§ **LISTED RECORDS**:
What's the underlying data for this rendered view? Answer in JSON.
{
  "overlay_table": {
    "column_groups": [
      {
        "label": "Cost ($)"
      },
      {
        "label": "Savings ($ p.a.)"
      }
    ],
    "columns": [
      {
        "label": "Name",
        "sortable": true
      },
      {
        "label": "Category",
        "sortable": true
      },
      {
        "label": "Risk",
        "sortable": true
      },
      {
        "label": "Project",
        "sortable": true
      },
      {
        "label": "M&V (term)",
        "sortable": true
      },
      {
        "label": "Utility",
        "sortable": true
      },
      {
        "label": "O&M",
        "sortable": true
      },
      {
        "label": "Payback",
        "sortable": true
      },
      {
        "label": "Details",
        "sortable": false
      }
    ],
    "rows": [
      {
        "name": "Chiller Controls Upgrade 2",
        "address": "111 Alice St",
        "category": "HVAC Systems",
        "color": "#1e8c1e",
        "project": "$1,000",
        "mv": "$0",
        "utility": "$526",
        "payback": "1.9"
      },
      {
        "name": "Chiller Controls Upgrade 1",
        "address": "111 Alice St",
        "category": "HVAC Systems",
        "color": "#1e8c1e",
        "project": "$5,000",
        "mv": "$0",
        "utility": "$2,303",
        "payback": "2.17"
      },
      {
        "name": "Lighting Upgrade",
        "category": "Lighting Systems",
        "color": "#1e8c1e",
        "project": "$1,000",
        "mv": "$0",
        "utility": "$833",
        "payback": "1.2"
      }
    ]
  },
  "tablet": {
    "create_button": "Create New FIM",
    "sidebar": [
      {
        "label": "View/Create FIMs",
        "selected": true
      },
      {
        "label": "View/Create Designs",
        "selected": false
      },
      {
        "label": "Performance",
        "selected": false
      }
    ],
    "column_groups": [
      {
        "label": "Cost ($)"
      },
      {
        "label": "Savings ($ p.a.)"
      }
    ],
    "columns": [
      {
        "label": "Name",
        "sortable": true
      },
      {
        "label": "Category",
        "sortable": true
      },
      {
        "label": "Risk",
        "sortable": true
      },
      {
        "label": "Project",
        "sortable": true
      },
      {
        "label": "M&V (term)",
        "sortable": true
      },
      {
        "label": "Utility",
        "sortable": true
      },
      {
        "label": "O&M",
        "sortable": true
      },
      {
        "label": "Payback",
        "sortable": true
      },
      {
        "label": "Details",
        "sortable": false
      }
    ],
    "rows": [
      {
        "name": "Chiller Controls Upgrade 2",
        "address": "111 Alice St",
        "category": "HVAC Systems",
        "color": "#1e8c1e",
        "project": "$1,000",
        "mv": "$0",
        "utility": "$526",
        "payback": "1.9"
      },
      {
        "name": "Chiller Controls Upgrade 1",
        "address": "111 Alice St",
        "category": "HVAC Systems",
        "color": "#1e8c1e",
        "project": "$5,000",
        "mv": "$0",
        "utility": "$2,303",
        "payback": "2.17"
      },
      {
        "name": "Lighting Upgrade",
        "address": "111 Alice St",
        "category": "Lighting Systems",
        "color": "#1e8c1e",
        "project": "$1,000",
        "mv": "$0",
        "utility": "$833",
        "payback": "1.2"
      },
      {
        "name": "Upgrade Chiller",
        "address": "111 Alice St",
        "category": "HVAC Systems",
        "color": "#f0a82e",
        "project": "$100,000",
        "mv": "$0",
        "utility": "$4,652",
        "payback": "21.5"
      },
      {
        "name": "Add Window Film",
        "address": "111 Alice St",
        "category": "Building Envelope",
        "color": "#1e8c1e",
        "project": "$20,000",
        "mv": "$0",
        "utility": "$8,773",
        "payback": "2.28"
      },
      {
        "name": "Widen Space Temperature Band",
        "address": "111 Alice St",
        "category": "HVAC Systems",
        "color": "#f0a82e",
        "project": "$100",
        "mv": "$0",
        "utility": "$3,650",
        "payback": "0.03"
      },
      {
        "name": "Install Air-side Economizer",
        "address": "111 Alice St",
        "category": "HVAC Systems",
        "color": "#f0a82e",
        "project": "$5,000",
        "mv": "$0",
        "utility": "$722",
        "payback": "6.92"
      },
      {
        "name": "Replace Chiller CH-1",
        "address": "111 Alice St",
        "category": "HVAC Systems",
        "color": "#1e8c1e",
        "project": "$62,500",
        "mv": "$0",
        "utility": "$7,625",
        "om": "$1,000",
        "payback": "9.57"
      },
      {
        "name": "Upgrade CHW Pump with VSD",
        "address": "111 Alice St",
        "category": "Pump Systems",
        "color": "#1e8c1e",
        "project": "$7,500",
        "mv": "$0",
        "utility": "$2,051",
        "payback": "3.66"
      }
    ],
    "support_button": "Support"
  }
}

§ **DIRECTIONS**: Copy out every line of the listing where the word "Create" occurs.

§ **REPLY TO THE EXERCISE**:
    "create_button": "Create New FIM",
        "label": "View/Create FIMs",
        "label": "View/Create Designs",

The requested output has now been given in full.